Your answer should be every line of the records that contains the word "Salary".

**LISTED RECORDS:**
+===+
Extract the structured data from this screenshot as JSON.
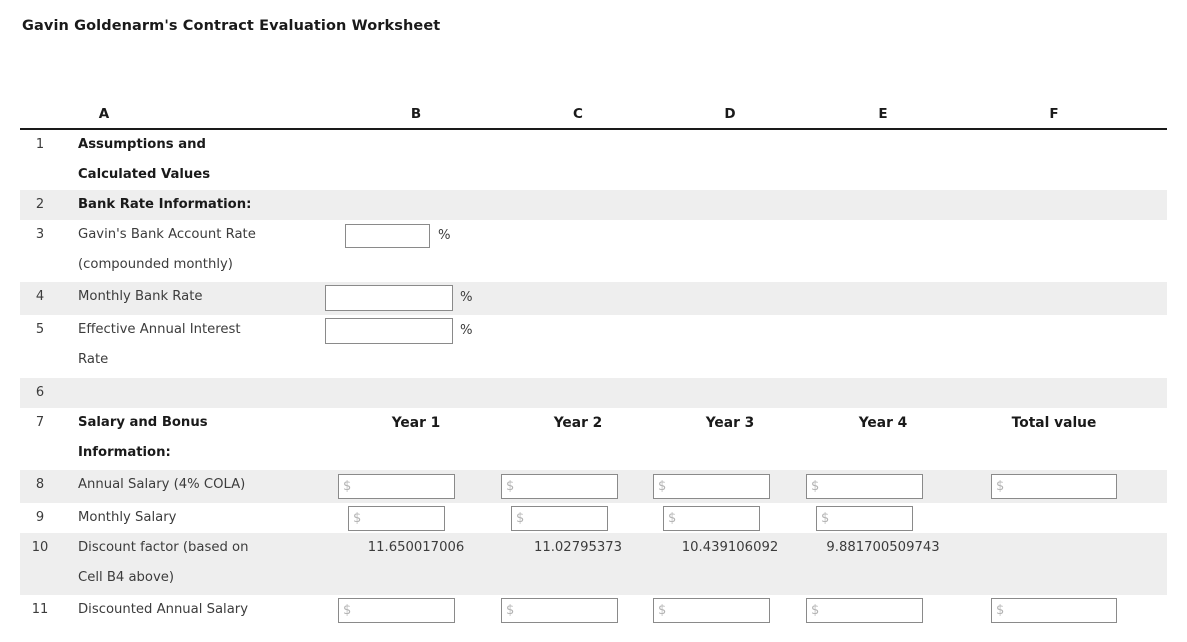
{
  "title": "Gavin Goldenarm's Contract Evaluation Worksheet",
  "columns": [
    "A",
    "B",
    "C",
    "D",
    "E",
    "F"
  ],
  "percent_symbol": "%",
  "currency_placeholder": "$",
  "rows": {
    "r1": {
      "num": "1",
      "label_line1": "Assumptions and",
      "label_line2": "Calculated Values"
    },
    "r2": {
      "num": "2",
      "label": "Bank Rate Information:"
    },
    "r3": {
      "num": "3",
      "label_line1": "Gavin's Bank Account Rate",
      "label_line2": "(compounded monthly)",
      "value": ""
    },
    "r4": {
      "num": "4",
      "label": "Monthly Bank Rate",
      "value": ""
    },
    "r5": {
      "num": "5",
      "label_line1": "Effective Annual Interest",
      "label_line2": "Rate",
      "value": ""
    },
    "r6": {
      "num": "6",
      "label": ""
    },
    "r7": {
      "num": "7",
      "label_line1": "Salary and Bonus",
      "label_line2": "Information:",
      "headers": [
        "Year 1",
        "Year 2",
        "Year 3",
        "Year 4",
        "Total value"
      ]
    },
    "r8": {
      "num": "8",
      "label": "Annual Salary (4% COLA)",
      "values": [
        "",
        "",
        "",
        "",
        ""
      ]
    },
    "r9": {
      "num": "9",
      "label": "Monthly Salary",
      "values": [
        "",
        "",
        "",
        ""
      ]
    },
    "r10": {
      "num": "10",
      "label_line1": "Discount factor (based on",
      "label_line2": "Cell B4 above)",
      "values": [
        "11.650017006",
        "11.02795373",
        "10.439106092",
        "9.881700509743"
      ]
    },
    "r11": {
      "num": "11",
      "label": "Discounted Annual Salary",
      "values": [
        "",
        "",
        "",
        "",
        ""
      ]
    }
  }
}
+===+
**COMPLETED TASK:**
      "label_line1": "Salary and Bonus",
      "label": "Annual Salary (4% COLA)",
      "label": "Monthly Salary",
      "label": "Discounted Annual Salary",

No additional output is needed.